In an immediate sense, the range of Lou’s work, from the hum of domestic exhaustion to a death-row prison cell, also mirrors the transformation of the visual culture of the pandemic. Instagram initially exploded with frothy coffees, banana breads, and sourdough starters. Zoom screenshots demarcated our separation into distinct squares—like immovable Brady Bunch characters or fixtures in a grid-like abstraction—expressing some desperate desire to connect, as well as our blurred public, private, and professional boundaries. Photographers captured life through windowpanes. Now, petitions, email templates, info-graphics, and records of the brutal policing of those protesting police brutality have replaced these images. Reflections on domestic confinement, inconvenience, and boredom have been exchanged for calls to action.
And, as Lou has, we are recognizing that everything connects under the misplaced trust brokered by the American Dream.
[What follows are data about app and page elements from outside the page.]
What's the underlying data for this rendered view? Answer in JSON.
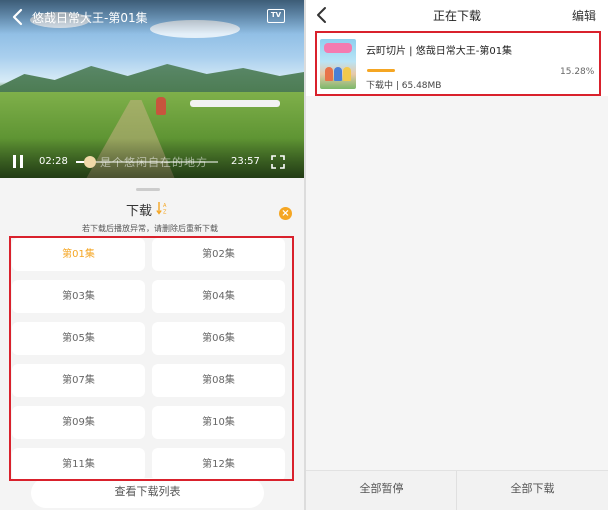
{
  "player": {
    "title": "悠哉日常大王-第01集",
    "tv_badge": "TV",
    "current_time": "02:28",
    "total_time": "23:57",
    "progress": 0.1,
    "subtitle": "是个悠闲自在的地方"
  },
  "download_sheet": {
    "title": "下载",
    "hint": "若下载后播放异常，请删除后重新下载",
    "close_glyph": "×",
    "episodes": [
      {
        "label": "第01集",
        "active": true
      },
      {
        "label": "第02集",
        "active": false
      },
      {
        "label": "第03集",
        "active": false
      },
      {
        "label": "第04集",
        "active": false
      },
      {
        "label": "第05集",
        "active": false
      },
      {
        "label": "第06集",
        "active": false
      },
      {
        "label": "第07集",
        "active": false
      },
      {
        "label": "第08集",
        "active": false
      },
      {
        "label": "第09集",
        "active": false
      },
      {
        "label": "第10集",
        "active": false
      },
      {
        "label": "第11集",
        "active": false
      },
      {
        "label": "第12集",
        "active": false
      }
    ],
    "view_list_label": "查看下载列表",
    "accent_color": "#f5a623"
  },
  "downloads": {
    "title": "正在下载",
    "edit_label": "编辑",
    "items": [
      {
        "name": "云町切片 | 悠哉日常大王-第01集",
        "status": "下载中 | 65.48MB",
        "percent": "15.28%",
        "progress": 0.1528
      }
    ],
    "pause_all_label": "全部暂停",
    "download_all_label": "全部下载"
  },
  "highlight_color": "#d9212c"
}
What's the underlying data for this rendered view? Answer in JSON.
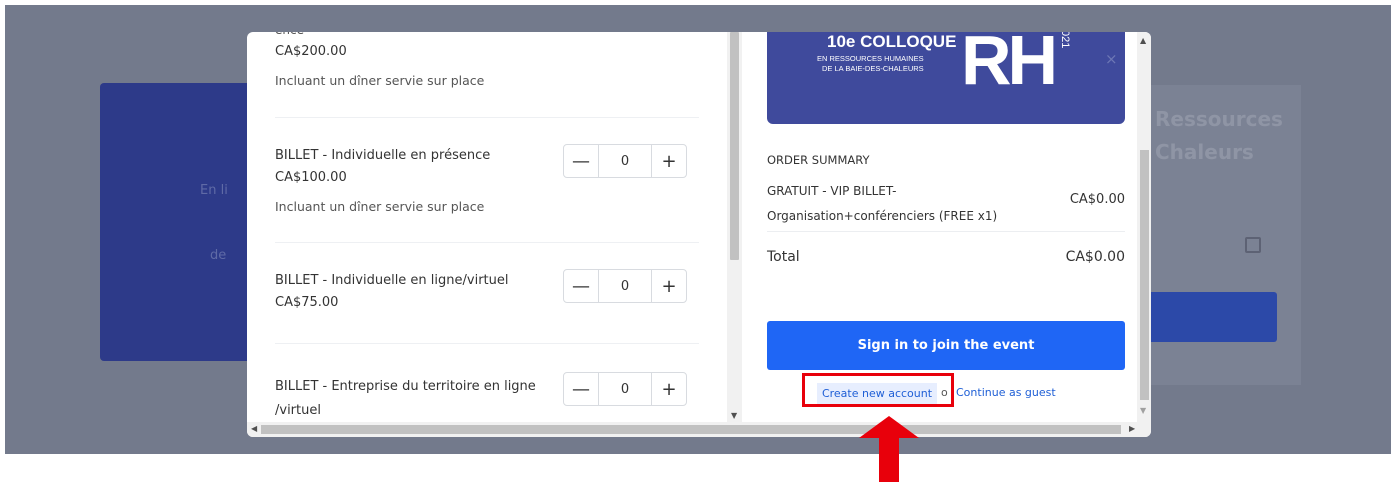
{
  "background": {
    "blurred_heading": "Ressources",
    "blurred_subheading": "Chaleurs",
    "left_card_line1": "En li",
    "left_card_line2": "de"
  },
  "tickets": [
    {
      "name": "ence",
      "price": "CA$200.00",
      "note": "Incluant un dîner servie sur place"
    },
    {
      "name": "BILLET - Individuelle en présence",
      "price": "CA$100.00",
      "note": "Incluant un dîner servie sur place",
      "quantity": "0"
    },
    {
      "name": "BILLET - Individuelle en ligne/virtuel",
      "price": "CA$75.00",
      "quantity": "0"
    },
    {
      "name": "BILLET - Entreprise du territoire en ligne /virtuel",
      "quantity": "0"
    }
  ],
  "qty_controls": {
    "minus": "—",
    "plus": "+"
  },
  "banner": {
    "edition": "10e COLLOQUE",
    "line2": "EN RESSOURCES HUMAINES",
    "line3": "DE LA BAIE-DES-CHALEURS",
    "logo": "RH",
    "year": "021",
    "close": "×"
  },
  "order_summary": {
    "title": "ORDER SUMMARY",
    "item_label": "GRATUIT - VIP BILLET- Organisation+conférenciers (FREE x1)",
    "item_price": "CA$0.00",
    "total_label": "Total",
    "total_value": "CA$0.00"
  },
  "actions": {
    "sign_in": "Sign in to join the event",
    "create_account": "Create new account",
    "or": "o",
    "continue_guest": "Continue as guest"
  },
  "annotation": {
    "highlight_color": "#e8000b"
  }
}
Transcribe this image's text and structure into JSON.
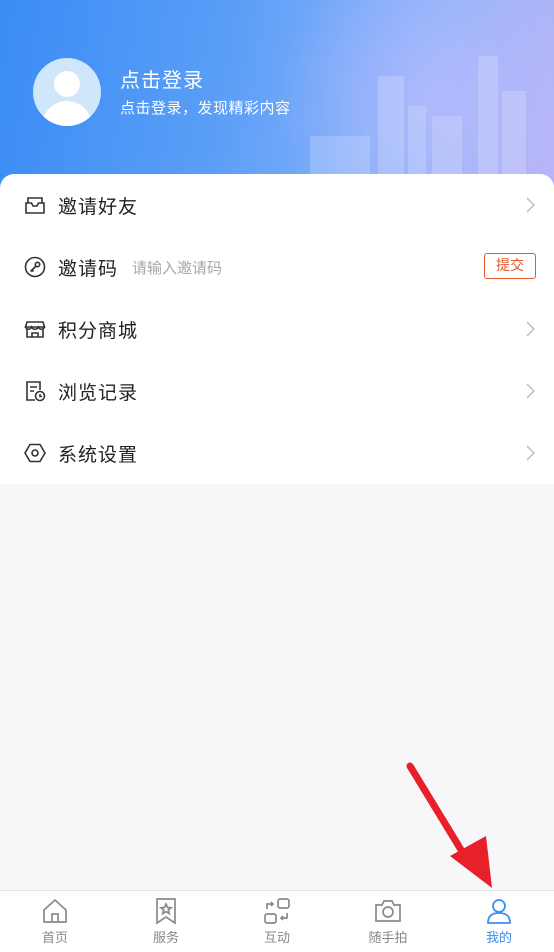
{
  "header": {
    "login_title": "点击登录",
    "login_subtitle": "点击登录，发现精彩内容"
  },
  "menu": {
    "items": [
      {
        "label": "邀请好友",
        "icon": "inbox-icon"
      },
      {
        "label": "邀请码",
        "icon": "key-icon",
        "placeholder": "请输入邀请码",
        "submit": "提交"
      },
      {
        "label": "积分商城",
        "icon": "store-icon"
      },
      {
        "label": "浏览记录",
        "icon": "history-icon"
      },
      {
        "label": "系统设置",
        "icon": "settings-hexagon-icon"
      }
    ]
  },
  "tabbar": {
    "tabs": [
      {
        "label": "首页",
        "icon": "home-icon"
      },
      {
        "label": "服务",
        "icon": "bookmark-star-icon"
      },
      {
        "label": "互动",
        "icon": "interact-icon"
      },
      {
        "label": "随手拍",
        "icon": "camera-icon"
      },
      {
        "label": "我的",
        "icon": "user-icon",
        "active": true
      }
    ]
  },
  "colors": {
    "accent": "#3b8ef0",
    "submit": "#e05a2b",
    "arrow": "#e8202a"
  }
}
As James Baldwin observed in 1962, “We are controlled here by our confusion, far more than we know, and the American dream has therefore become something much more closely resembling a nightmare, on the private, domestic, and international levels.” The nightmare that seemed personal has been clearly exposed as a system of inequalities; the forces of oppression are multi-pronged. And we are perpetually engaged in a cycle of realizing, remembering, exposing, challenging, and forgetting.
When I ask Lou about the progressive nature of her work, how it fits into this culture, she replies, “I really hope with all my heart, every single thing that I’ve made in my life, for it to be work that stands for justice and for beauty.” She asserts, though, that she does not think her work will change anyone’s mind, however implicitly political its bent. “I really feel like we have to be political beings in our private lives. It has to just be part of what we do. Not just talking about it, but going out there and doing the work. And that’s how things will truly get better.”
While Lou doubts her ability to shift perception, I suggest that her work engages an essential level of empathy that may build critical thinking and care (especially in how she reframes the familiar). “I feel as though being an artist is about asking really difficult questions. And when you do that, you’re going to get some difficult answers. So it’s about having the courage to live in a place of uncertainty, with discomfort,” she explained. “All the really important works that I care about–everything from, say, a novel by Virginia Woolf, or David Hammons’s sculpture, In the Hood, challenges and redefines the way we see the world and expands, as you say, our empathy and not to mention our experience of what an artwork can be. The writer, George Saunders, talks about the task of a writer being to make a scale model of the world and basically to see if it’s possible to see it in all of its complexity and love it more. I aspire to that. That’s what I aspire to in my work.”
“Making Knowing: Craft in Art, 1950–2019” will be on view at the Whitney Museum of American Art until February 2022.